**Records for the task:**
>>>

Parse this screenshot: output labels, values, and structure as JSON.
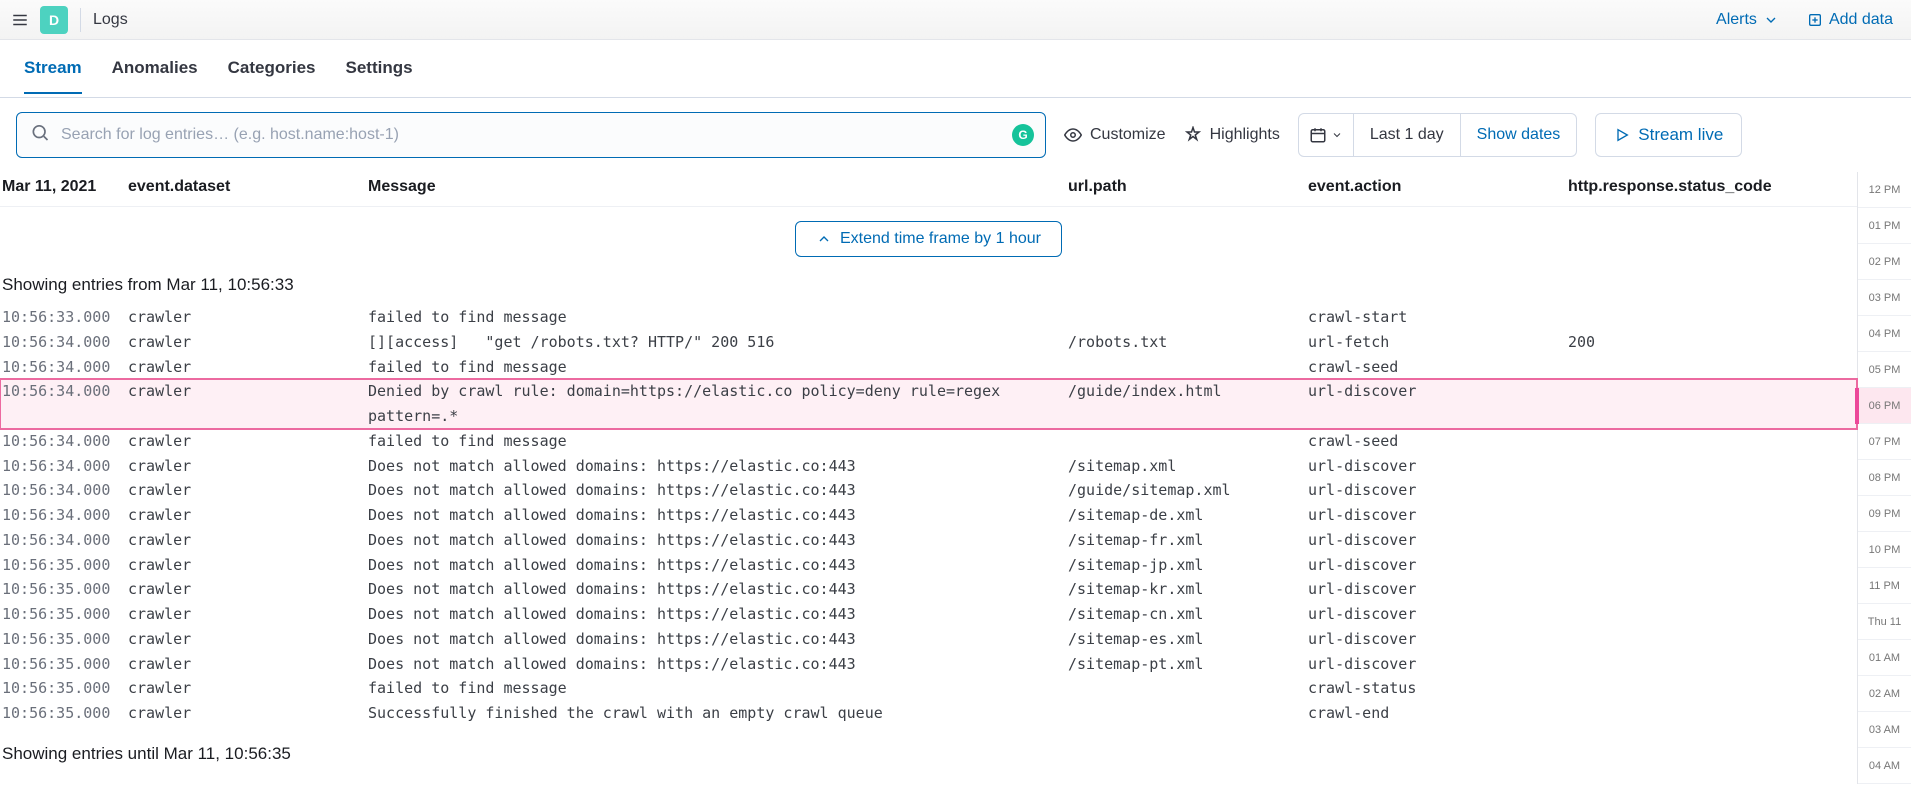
{
  "header": {
    "app_initial": "D",
    "breadcrumb": "Logs",
    "alerts_label": "Alerts",
    "add_data_label": "Add data"
  },
  "tabs": [
    {
      "label": "Stream",
      "active": true
    },
    {
      "label": "Anomalies",
      "active": false
    },
    {
      "label": "Categories",
      "active": false
    },
    {
      "label": "Settings",
      "active": false
    }
  ],
  "toolbar": {
    "search_placeholder": "Search for log entries… (e.g. host.name:host-1)",
    "customize_label": "Customize",
    "highlights_label": "Highlights",
    "date_range": "Last 1 day",
    "show_dates_label": "Show dates",
    "stream_live_label": "Stream live"
  },
  "columns": {
    "date": "Mar 11, 2021",
    "dataset": "event.dataset",
    "message": "Message",
    "url": "url.path",
    "action": "event.action",
    "status": "http.response.status_code"
  },
  "extend_label": "Extend time frame by 1 hour",
  "showing_from": "Showing entries from Mar 11, 10:56:33",
  "showing_until": "Showing entries until Mar 11, 10:56:35",
  "logs": [
    {
      "time": "10:56:33.000",
      "dataset": "crawler",
      "message": "failed to find message",
      "url": "",
      "action": "crawl-start",
      "status": "",
      "highlight": false
    },
    {
      "time": "10:56:34.000",
      "dataset": "crawler",
      "message": "[][access]   \"get /robots.txt? HTTP/\" 200 516",
      "url": "/robots.txt",
      "action": "url-fetch",
      "status": "200",
      "highlight": false
    },
    {
      "time": "10:56:34.000",
      "dataset": "crawler",
      "message": "failed to find message",
      "url": "",
      "action": "crawl-seed",
      "status": "",
      "highlight": false
    },
    {
      "time": "10:56:34.000",
      "dataset": "crawler",
      "message": "Denied by crawl rule: domain=https://elastic.co policy=deny rule=regex pattern=.*",
      "url": "/guide/index.html",
      "action": "url-discover",
      "status": "",
      "highlight": true
    },
    {
      "time": "10:56:34.000",
      "dataset": "crawler",
      "message": "failed to find message",
      "url": "",
      "action": "crawl-seed",
      "status": "",
      "highlight": false
    },
    {
      "time": "10:56:34.000",
      "dataset": "crawler",
      "message": "Does not match allowed domains: https://elastic.co:443",
      "url": "/sitemap.xml",
      "action": "url-discover",
      "status": "",
      "highlight": false
    },
    {
      "time": "10:56:34.000",
      "dataset": "crawler",
      "message": "Does not match allowed domains: https://elastic.co:443",
      "url": "/guide/sitemap.xml",
      "action": "url-discover",
      "status": "",
      "highlight": false
    },
    {
      "time": "10:56:34.000",
      "dataset": "crawler",
      "message": "Does not match allowed domains: https://elastic.co:443",
      "url": "/sitemap-de.xml",
      "action": "url-discover",
      "status": "",
      "highlight": false
    },
    {
      "time": "10:56:34.000",
      "dataset": "crawler",
      "message": "Does not match allowed domains: https://elastic.co:443",
      "url": "/sitemap-fr.xml",
      "action": "url-discover",
      "status": "",
      "highlight": false
    },
    {
      "time": "10:56:35.000",
      "dataset": "crawler",
      "message": "Does not match allowed domains: https://elastic.co:443",
      "url": "/sitemap-jp.xml",
      "action": "url-discover",
      "status": "",
      "highlight": false
    },
    {
      "time": "10:56:35.000",
      "dataset": "crawler",
      "message": "Does not match allowed domains: https://elastic.co:443",
      "url": "/sitemap-kr.xml",
      "action": "url-discover",
      "status": "",
      "highlight": false
    },
    {
      "time": "10:56:35.000",
      "dataset": "crawler",
      "message": "Does not match allowed domains: https://elastic.co:443",
      "url": "/sitemap-cn.xml",
      "action": "url-discover",
      "status": "",
      "highlight": false
    },
    {
      "time": "10:56:35.000",
      "dataset": "crawler",
      "message": "Does not match allowed domains: https://elastic.co:443",
      "url": "/sitemap-es.xml",
      "action": "url-discover",
      "status": "",
      "highlight": false
    },
    {
      "time": "10:56:35.000",
      "dataset": "crawler",
      "message": "Does not match allowed domains: https://elastic.co:443",
      "url": "/sitemap-pt.xml",
      "action": "url-discover",
      "status": "",
      "highlight": false
    },
    {
      "time": "10:56:35.000",
      "dataset": "crawler",
      "message": "failed to find message",
      "url": "",
      "action": "crawl-status",
      "status": "",
      "highlight": false
    },
    {
      "time": "10:56:35.000",
      "dataset": "crawler",
      "message": "Successfully finished the crawl with an empty crawl queue",
      "url": "",
      "action": "crawl-end",
      "status": "",
      "highlight": false
    }
  ],
  "minimap": [
    "12 PM",
    "01 PM",
    "02 PM",
    "03 PM",
    "04 PM",
    "05 PM",
    "06 PM",
    "07 PM",
    "08 PM",
    "09 PM",
    "10 PM",
    "11 PM",
    "Thu 11",
    "01 AM",
    "02 AM",
    "03 AM",
    "04 AM"
  ],
  "minimap_highlight_index": 6
}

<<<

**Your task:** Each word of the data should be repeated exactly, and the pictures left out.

**Answer to the problem:**
Parse this screenshot: output labels, values, and structure as JSON.
{
  "header": {
    "app_initial": "D",
    "breadcrumb": "Logs",
    "alerts_label": "Alerts",
    "add_data_label": "Add data"
  },
  "tabs": [
    {
      "label": "Stream",
      "active": true
    },
    {
      "label": "Anomalies",
      "active": false
    },
    {
      "label": "Categories",
      "active": false
    },
    {
      "label": "Settings",
      "active": false
    }
  ],
  "toolbar": {
    "search_placeholder": "Search for log entries… (e.g. host.name:host-1)",
    "customize_label": "Customize",
    "highlights_label": "Highlights",
    "date_range": "Last 1 day",
    "show_dates_label": "Show dates",
    "stream_live_label": "Stream live"
  },
  "columns": {
    "date": "Mar 11, 2021",
    "dataset": "event.dataset",
    "message": "Message",
    "url": "url.path",
    "action": "event.action",
    "status": "http.response.status_code"
  },
  "extend_label": "Extend time frame by 1 hour",
  "showing_from": "Showing entries from Mar 11, 10:56:33",
  "showing_until": "Showing entries until Mar 11, 10:56:35",
  "logs": [
    {
      "time": "10:56:33.000",
      "dataset": "crawler",
      "message": "failed to find message",
      "url": "",
      "action": "crawl-start",
      "status": "",
      "highlight": false
    },
    {
      "time": "10:56:34.000",
      "dataset": "crawler",
      "message": "[][access]   \"get /robots.txt? HTTP/\" 200 516",
      "url": "/robots.txt",
      "action": "url-fetch",
      "status": "200",
      "highlight": false
    },
    {
      "time": "10:56:34.000",
      "dataset": "crawler",
      "message": "failed to find message",
      "url": "",
      "action": "crawl-seed",
      "status": "",
      "highlight": false
    },
    {
      "time": "10:56:34.000",
      "dataset": "crawler",
      "message": "Denied by crawl rule: domain=https://elastic.co policy=deny rule=regex pattern=.*",
      "url": "/guide/index.html",
      "action": "url-discover",
      "status": "",
      "highlight": true
    },
    {
      "time": "10:56:34.000",
      "dataset": "crawler",
      "message": "failed to find message",
      "url": "",
      "action": "crawl-seed",
      "status": "",
      "highlight": false
    },
    {
      "time": "10:56:34.000",
      "dataset": "crawler",
      "message": "Does not match allowed domains: https://elastic.co:443",
      "url": "/sitemap.xml",
      "action": "url-discover",
      "status": "",
      "highlight": false
    },
    {
      "time": "10:56:34.000",
      "dataset": "crawler",
      "message": "Does not match allowed domains: https://elastic.co:443",
      "url": "/guide/sitemap.xml",
      "action": "url-discover",
      "status": "",
      "highlight": false
    },
    {
      "time": "10:56:34.000",
      "dataset": "crawler",
      "message": "Does not match allowed domains: https://elastic.co:443",
      "url": "/sitemap-de.xml",
      "action": "url-discover",
      "status": "",
      "highlight": false
    },
    {
      "time": "10:56:34.000",
      "dataset": "crawler",
      "message": "Does not match allowed domains: https://elastic.co:443",
      "url": "/sitemap-fr.xml",
      "action": "url-discover",
      "status": "",
      "highlight": false
    },
    {
      "time": "10:56:35.000",
      "dataset": "crawler",
      "message": "Does not match allowed domains: https://elastic.co:443",
      "url": "/sitemap-jp.xml",
      "action": "url-discover",
      "status": "",
      "highlight": false
    },
    {
      "time": "10:56:35.000",
      "dataset": "crawler",
      "message": "Does not match allowed domains: https://elastic.co:443",
      "url": "/sitemap-kr.xml",
      "action": "url-discover",
      "status": "",
      "highlight": false
    },
    {
      "time": "10:56:35.000",
      "dataset": "crawler",
      "message": "Does not match allowed domains: https://elastic.co:443",
      "url": "/sitemap-cn.xml",
      "action": "url-discover",
      "status": "",
      "highlight": false
    },
    {
      "time": "10:56:35.000",
      "dataset": "crawler",
      "message": "Does not match allowed domains: https://elastic.co:443",
      "url": "/sitemap-es.xml",
      "action": "url-discover",
      "status": "",
      "highlight": false
    },
    {
      "time": "10:56:35.000",
      "dataset": "crawler",
      "message": "Does not match allowed domains: https://elastic.co:443",
      "url": "/sitemap-pt.xml",
      "action": "url-discover",
      "status": "",
      "highlight": false
    },
    {
      "time": "10:56:35.000",
      "dataset": "crawler",
      "message": "failed to find message",
      "url": "",
      "action": "crawl-status",
      "status": "",
      "highlight": false
    },
    {
      "time": "10:56:35.000",
      "dataset": "crawler",
      "message": "Successfully finished the crawl with an empty crawl queue",
      "url": "",
      "action": "crawl-end",
      "status": "",
      "highlight": false
    }
  ],
  "minimap": [
    "12 PM",
    "01 PM",
    "02 PM",
    "03 PM",
    "04 PM",
    "05 PM",
    "06 PM",
    "07 PM",
    "08 PM",
    "09 PM",
    "10 PM",
    "11 PM",
    "Thu 11",
    "01 AM",
    "02 AM",
    "03 AM",
    "04 AM"
  ],
  "minimap_highlight_index": 6
}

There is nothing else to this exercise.